National rents have continued their upward trend so far this year, and while you can still find a one-bedroom apartment in Milwaukee, WI in the mid-$900 range, that same square footage would cost you thousands of dollars in Berkeley, CA. Regardless of exactly where you choose to live there are ways to cut your monthly rental cost, and here are six great tips:


In many cities like Austin, TX, the closer you are to downtown the more you will pay in rent, and buying is also getting super expensive here. Sure, you love the downtown lifestyle but with public transportation, cheap scooter rentals, a bike, a motorcycle, or even just your feet, you can enjoy downtown but live a little further way in a more affordable apartment. You don’t have to live in Manhattan to party there, so look for apartments that may just not be in the heart of downtown.

Longer Term Lease

It costs landlords a lot of money to re-lease an apartment. If you are there for a year and then leave, the landlord will most likely have to repaint and maybe upgrade appliances. Inevitably landlords lose a month in rental income when a tenant leaves since it’s tough to find and move in back-to-back tenants. Therefore, there are many reasons that landlords like longer leases, and if you agree to sign one, you could be offered a lower rate. If you are a good bargainer, you could also get the landlord to forego any future rent increases during the longer lease term.


In some locales, prospective renters look at the listed rent price as an asking price only—sort of like the first price the car salesperson throws at you. Think of renting an apartment as a chance to make an offer to the landlord and then see what response you receive. Of course, in tight rental markets, this may not work, but in a normal apartment rental market environment, a landlord may settle for less money since a little lower monthly rent is better than a vacant unit.

Save on Energy

We know that you are environmentally astute and that you are concerned about being energy efficient, but frankly, if you can get someone else to pay for your utilities, you don’t have to worry about sweating in your one-bedroom apartment because you turned up the thermostat to save $10 in July. Some older complexes are physically unable to break out electric and gas bills per unit because the buildings were not constructed with separate meters for every apartment. If you find one of these and your utilities are included as a flat rate in your rent, you can save big bucks during peak heating and cooling seasons.

Get a Roommate
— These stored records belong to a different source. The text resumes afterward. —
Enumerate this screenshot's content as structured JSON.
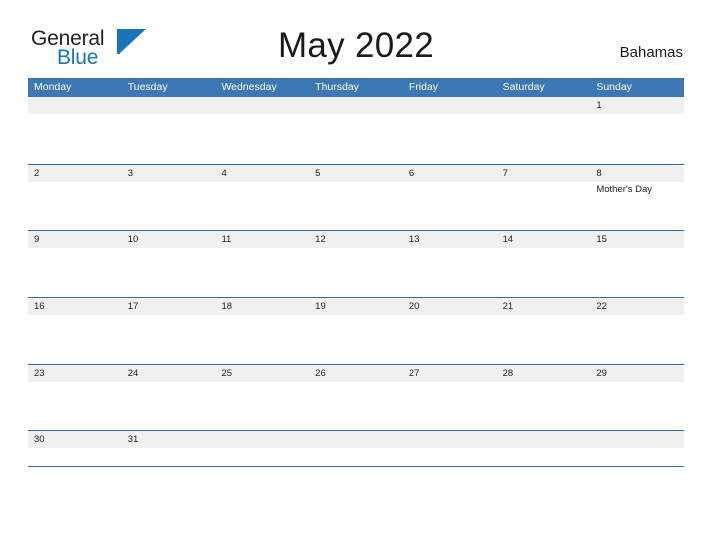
{
  "brand": {
    "name_part1": "General",
    "name_part2": "Blue",
    "flag_icon": "flag-icon",
    "color_dark": "#231f20",
    "color_blue": "#1b74bb"
  },
  "header": {
    "title": "May 2022",
    "region": "Bahamas"
  },
  "calendar": {
    "accent_color": "#3b78b5",
    "line_color": "#2e6da4",
    "band_color": "#f0f0f0",
    "weekdays": [
      "Monday",
      "Tuesday",
      "Wednesday",
      "Thursday",
      "Friday",
      "Saturday",
      "Sunday"
    ],
    "weeks": [
      {
        "days": [
          {
            "num": "",
            "events": []
          },
          {
            "num": "",
            "events": []
          },
          {
            "num": "",
            "events": []
          },
          {
            "num": "",
            "events": []
          },
          {
            "num": "",
            "events": []
          },
          {
            "num": "",
            "events": []
          },
          {
            "num": "1",
            "events": []
          }
        ]
      },
      {
        "days": [
          {
            "num": "2",
            "events": []
          },
          {
            "num": "3",
            "events": []
          },
          {
            "num": "4",
            "events": []
          },
          {
            "num": "5",
            "events": []
          },
          {
            "num": "6",
            "events": []
          },
          {
            "num": "7",
            "events": []
          },
          {
            "num": "8",
            "events": [
              "Mother's Day"
            ]
          }
        ]
      },
      {
        "days": [
          {
            "num": "9",
            "events": []
          },
          {
            "num": "10",
            "events": []
          },
          {
            "num": "11",
            "events": []
          },
          {
            "num": "12",
            "events": []
          },
          {
            "num": "13",
            "events": []
          },
          {
            "num": "14",
            "events": []
          },
          {
            "num": "15",
            "events": []
          }
        ]
      },
      {
        "days": [
          {
            "num": "16",
            "events": []
          },
          {
            "num": "17",
            "events": []
          },
          {
            "num": "18",
            "events": []
          },
          {
            "num": "19",
            "events": []
          },
          {
            "num": "20",
            "events": []
          },
          {
            "num": "21",
            "events": []
          },
          {
            "num": "22",
            "events": []
          }
        ]
      },
      {
        "days": [
          {
            "num": "23",
            "events": []
          },
          {
            "num": "24",
            "events": []
          },
          {
            "num": "25",
            "events": []
          },
          {
            "num": "26",
            "events": []
          },
          {
            "num": "27",
            "events": []
          },
          {
            "num": "28",
            "events": []
          },
          {
            "num": "29",
            "events": []
          }
        ]
      },
      {
        "days": [
          {
            "num": "30",
            "events": []
          },
          {
            "num": "31",
            "events": []
          },
          {
            "num": "",
            "events": []
          },
          {
            "num": "",
            "events": []
          },
          {
            "num": "",
            "events": []
          },
          {
            "num": "",
            "events": []
          },
          {
            "num": "",
            "events": []
          }
        ]
      }
    ]
  }
}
Ok, so you really love that $2800 high-rise downtown, but you just can’t justify the price. One solution would be to get a roommate to share the costs. Make sure you’re compatible, but by doubling up you can cut your expenses in half.


A worn but structurally sound apartment might give you the opportunity to get into a desired location at a lower price, especially if you can trade your carpentry skills for a reduction in rent. Everything has to be right for this to work, but we know people that put sweat equity in someone else’s apartment in order to receive a reduced rental rate.

Just like buying your first home or selling your older car, don’t take the first deal that comes your way. Do your diligence and communicate with your prospective landlord, and you’ll find that your monthly rental expenses can be considerably lessened.